## Exercise goal:
Your response should consist of the entries below, reproduced exactly and without their images.

## Dataset rows describing interfaces:
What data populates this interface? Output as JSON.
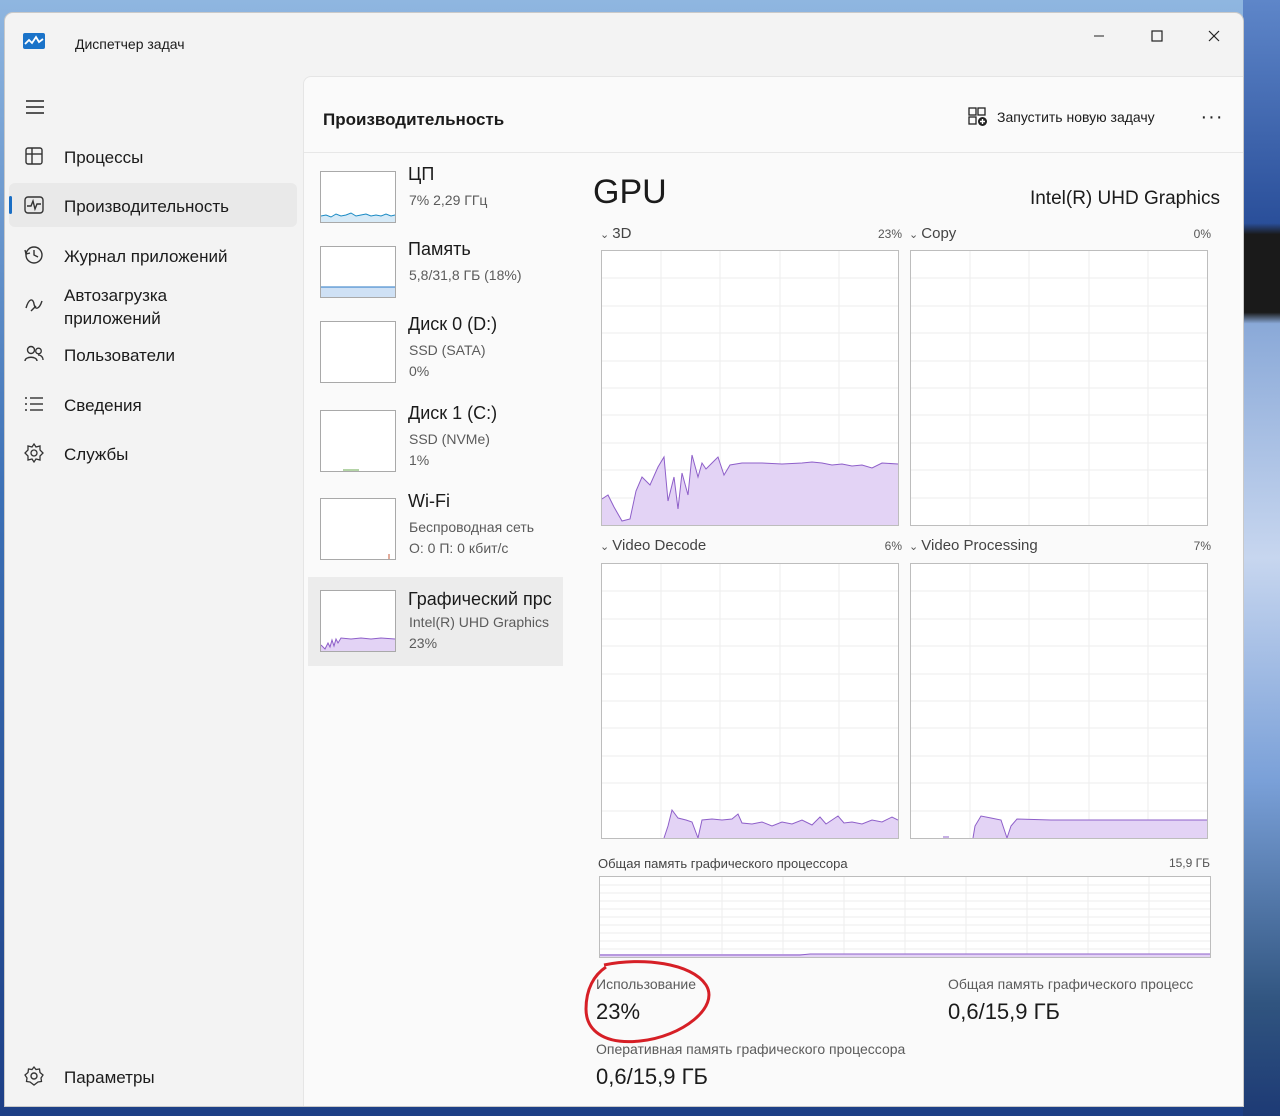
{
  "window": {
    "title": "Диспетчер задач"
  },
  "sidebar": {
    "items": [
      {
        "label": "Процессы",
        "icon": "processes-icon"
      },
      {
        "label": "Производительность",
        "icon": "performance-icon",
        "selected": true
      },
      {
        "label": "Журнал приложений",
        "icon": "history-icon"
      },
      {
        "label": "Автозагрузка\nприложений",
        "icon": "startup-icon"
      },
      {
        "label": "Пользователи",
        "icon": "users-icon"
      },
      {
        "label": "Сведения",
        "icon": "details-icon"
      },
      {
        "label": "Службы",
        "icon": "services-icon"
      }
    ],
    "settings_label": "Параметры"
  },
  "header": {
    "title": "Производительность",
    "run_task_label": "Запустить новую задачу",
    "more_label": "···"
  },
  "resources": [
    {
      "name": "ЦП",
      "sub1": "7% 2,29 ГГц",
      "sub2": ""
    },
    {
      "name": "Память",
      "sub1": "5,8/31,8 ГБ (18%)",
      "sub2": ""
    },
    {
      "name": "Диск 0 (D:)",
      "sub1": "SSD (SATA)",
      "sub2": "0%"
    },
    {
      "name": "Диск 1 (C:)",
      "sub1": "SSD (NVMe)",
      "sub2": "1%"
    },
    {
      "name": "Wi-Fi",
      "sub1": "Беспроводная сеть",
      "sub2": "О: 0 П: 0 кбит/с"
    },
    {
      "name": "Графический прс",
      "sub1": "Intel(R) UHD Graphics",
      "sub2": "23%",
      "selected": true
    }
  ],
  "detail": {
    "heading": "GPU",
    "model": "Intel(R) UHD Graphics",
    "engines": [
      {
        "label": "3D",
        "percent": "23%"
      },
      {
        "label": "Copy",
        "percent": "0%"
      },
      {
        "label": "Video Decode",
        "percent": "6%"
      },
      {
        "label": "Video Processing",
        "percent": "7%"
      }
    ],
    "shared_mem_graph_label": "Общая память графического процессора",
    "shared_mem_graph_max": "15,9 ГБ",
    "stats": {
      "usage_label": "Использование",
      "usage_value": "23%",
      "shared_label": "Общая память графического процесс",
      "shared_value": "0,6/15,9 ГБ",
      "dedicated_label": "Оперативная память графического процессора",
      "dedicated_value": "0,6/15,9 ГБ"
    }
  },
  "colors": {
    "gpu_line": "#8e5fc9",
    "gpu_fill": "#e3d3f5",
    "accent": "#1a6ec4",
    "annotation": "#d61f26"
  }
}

## Answer to the problem:
What data populates this interface? Output as JSON.
{
  "window": {
    "title": "Диспетчер задач"
  },
  "sidebar": {
    "items": [
      {
        "label": "Процессы",
        "icon": "processes-icon"
      },
      {
        "label": "Производительность",
        "icon": "performance-icon",
        "selected": true
      },
      {
        "label": "Журнал приложений",
        "icon": "history-icon"
      },
      {
        "label": "Автозагрузка\nприложений",
        "icon": "startup-icon"
      },
      {
        "label": "Пользователи",
        "icon": "users-icon"
      },
      {
        "label": "Сведения",
        "icon": "details-icon"
      },
      {
        "label": "Службы",
        "icon": "services-icon"
      }
    ],
    "settings_label": "Параметры"
  },
  "header": {
    "title": "Производительность",
    "run_task_label": "Запустить новую задачу",
    "more_label": "···"
  },
  "resources": [
    {
      "name": "ЦП",
      "sub1": "7% 2,29 ГГц",
      "sub2": ""
    },
    {
      "name": "Память",
      "sub1": "5,8/31,8 ГБ (18%)",
      "sub2": ""
    },
    {
      "name": "Диск 0 (D:)",
      "sub1": "SSD (SATA)",
      "sub2": "0%"
    },
    {
      "name": "Диск 1 (C:)",
      "sub1": "SSD (NVMe)",
      "sub2": "1%"
    },
    {
      "name": "Wi-Fi",
      "sub1": "Беспроводная сеть",
      "sub2": "О: 0 П: 0 кбит/с"
    },
    {
      "name": "Графический прс",
      "sub1": "Intel(R) UHD Graphics",
      "sub2": "23%",
      "selected": true
    }
  ],
  "detail": {
    "heading": "GPU",
    "model": "Intel(R) UHD Graphics",
    "engines": [
      {
        "label": "3D",
        "percent": "23%"
      },
      {
        "label": "Copy",
        "percent": "0%"
      },
      {
        "label": "Video Decode",
        "percent": "6%"
      },
      {
        "label": "Video Processing",
        "percent": "7%"
      }
    ],
    "shared_mem_graph_label": "Общая память графического процессора",
    "shared_mem_graph_max": "15,9 ГБ",
    "stats": {
      "usage_label": "Использование",
      "usage_value": "23%",
      "shared_label": "Общая память графического процесс",
      "shared_value": "0,6/15,9 ГБ",
      "dedicated_label": "Оперативная память графического процессора",
      "dedicated_value": "0,6/15,9 ГБ"
    }
  },
  "colors": {
    "gpu_line": "#8e5fc9",
    "gpu_fill": "#e3d3f5",
    "accent": "#1a6ec4",
    "annotation": "#d61f26"
  }
}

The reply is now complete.